## WORK ORDER
Find the line that contains "Convert this screenshot". Output it and every line after it to the end of the records, exactly as they appear.
================
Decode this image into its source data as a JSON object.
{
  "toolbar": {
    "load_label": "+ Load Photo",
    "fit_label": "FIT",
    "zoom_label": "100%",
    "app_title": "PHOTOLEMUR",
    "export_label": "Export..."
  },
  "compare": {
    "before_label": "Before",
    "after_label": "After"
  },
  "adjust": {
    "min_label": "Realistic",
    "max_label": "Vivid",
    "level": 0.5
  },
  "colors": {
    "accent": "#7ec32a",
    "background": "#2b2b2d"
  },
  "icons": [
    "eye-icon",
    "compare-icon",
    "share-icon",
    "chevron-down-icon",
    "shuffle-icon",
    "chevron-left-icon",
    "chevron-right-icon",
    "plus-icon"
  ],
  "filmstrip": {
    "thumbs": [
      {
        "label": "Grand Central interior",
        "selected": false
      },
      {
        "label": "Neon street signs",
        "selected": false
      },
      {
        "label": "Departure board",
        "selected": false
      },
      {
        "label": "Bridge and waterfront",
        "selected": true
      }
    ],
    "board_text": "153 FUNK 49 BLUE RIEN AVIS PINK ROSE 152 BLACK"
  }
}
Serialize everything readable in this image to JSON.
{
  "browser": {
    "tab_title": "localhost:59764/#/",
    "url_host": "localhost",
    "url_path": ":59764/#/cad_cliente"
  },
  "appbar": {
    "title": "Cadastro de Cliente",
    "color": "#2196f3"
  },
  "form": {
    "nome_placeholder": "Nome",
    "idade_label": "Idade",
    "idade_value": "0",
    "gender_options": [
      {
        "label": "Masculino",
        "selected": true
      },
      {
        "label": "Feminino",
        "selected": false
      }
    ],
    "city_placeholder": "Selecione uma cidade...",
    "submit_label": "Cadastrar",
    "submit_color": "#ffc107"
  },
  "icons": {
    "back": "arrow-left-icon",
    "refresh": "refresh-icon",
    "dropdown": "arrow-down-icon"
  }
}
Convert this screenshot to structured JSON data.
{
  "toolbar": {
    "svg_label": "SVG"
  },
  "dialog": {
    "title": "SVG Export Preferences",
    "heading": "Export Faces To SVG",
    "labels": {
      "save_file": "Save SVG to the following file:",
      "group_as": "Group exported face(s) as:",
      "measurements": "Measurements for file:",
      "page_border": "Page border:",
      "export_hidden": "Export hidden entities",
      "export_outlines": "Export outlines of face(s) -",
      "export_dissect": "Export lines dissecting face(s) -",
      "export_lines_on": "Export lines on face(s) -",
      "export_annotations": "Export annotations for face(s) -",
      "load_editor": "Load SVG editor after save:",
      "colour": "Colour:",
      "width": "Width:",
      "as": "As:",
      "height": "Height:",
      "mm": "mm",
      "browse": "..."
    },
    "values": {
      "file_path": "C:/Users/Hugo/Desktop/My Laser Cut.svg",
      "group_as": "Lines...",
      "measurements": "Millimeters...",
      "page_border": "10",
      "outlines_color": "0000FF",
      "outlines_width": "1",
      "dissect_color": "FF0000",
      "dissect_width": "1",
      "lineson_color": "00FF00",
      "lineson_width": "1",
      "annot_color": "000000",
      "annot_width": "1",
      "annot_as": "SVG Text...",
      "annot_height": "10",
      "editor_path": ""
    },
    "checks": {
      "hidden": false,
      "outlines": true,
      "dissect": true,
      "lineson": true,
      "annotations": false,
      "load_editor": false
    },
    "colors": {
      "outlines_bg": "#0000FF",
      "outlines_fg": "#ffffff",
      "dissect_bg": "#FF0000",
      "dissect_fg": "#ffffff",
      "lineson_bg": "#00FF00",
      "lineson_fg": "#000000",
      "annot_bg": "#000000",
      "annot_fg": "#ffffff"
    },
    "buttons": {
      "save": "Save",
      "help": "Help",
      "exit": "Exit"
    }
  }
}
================
## RESULT BELOW
Convert this screenshot to structured JSON data.
{
  "toolbar": {
    "svg_label": "SVG"
  },
  "dialog": {
    "title": "SVG Export Preferences",
    "heading": "Export Faces To SVG",
    "labels": {
      "save_file": "Save SVG to the following file:",
      "group_as": "Group exported face(s) as:",
      "measurements": "Measurements for file:",
      "page_border": "Page border:",
      "export_hidden": "Export hidden entities",
      "export_outlines": "Export outlines of face(s) -",
      "export_dissect": "Export lines dissecting face(s) -",
      "export_lines_on": "Export lines on face(s) -",
      "export_annotations": "Export annotations for face(s) -",
      "load_editor": "Load SVG editor after save:",
      "colour": "Colour:",
      "width": "Width:",
      "as": "As:",
      "height": "Height:",
      "mm": "mm",
      "browse": "..."
    },
    "values": {
      "file_path": "C:/Users/Hugo/Desktop/My Laser Cut.svg",
      "group_as": "Lines...",
      "measurements": "Millimeters...",
      "page_border": "10",
      "outlines_color": "0000FF",
      "outlines_width": "1",
      "dissect_color": "FF0000",
      "dissect_width": "1",
      "lineson_color": "00FF00",
      "lineson_width": "1",
      "annot_color": "000000",
      "annot_width": "1",
      "annot_as": "SVG Text...",
      "annot_height": "10",
      "editor_path": ""
    },
    "checks": {
      "hidden": false,
      "outlines": true,
      "dissect": true,
      "lineson": true,
      "annotations": false,
      "load_editor": false
    },
    "colors": {
      "outlines_bg": "#0000FF",
      "outlines_fg": "#ffffff",
      "dissect_bg": "#FF0000",
      "dissect_fg": "#ffffff",
      "lineson_bg": "#00FF00",
      "lineson_fg": "#000000",
      "annot_bg": "#000000",
      "annot_fg": "#ffffff"
    },
    "buttons": {
      "save": "Save",
      "help": "Help",
      "exit": "Exit"
    }
  }
}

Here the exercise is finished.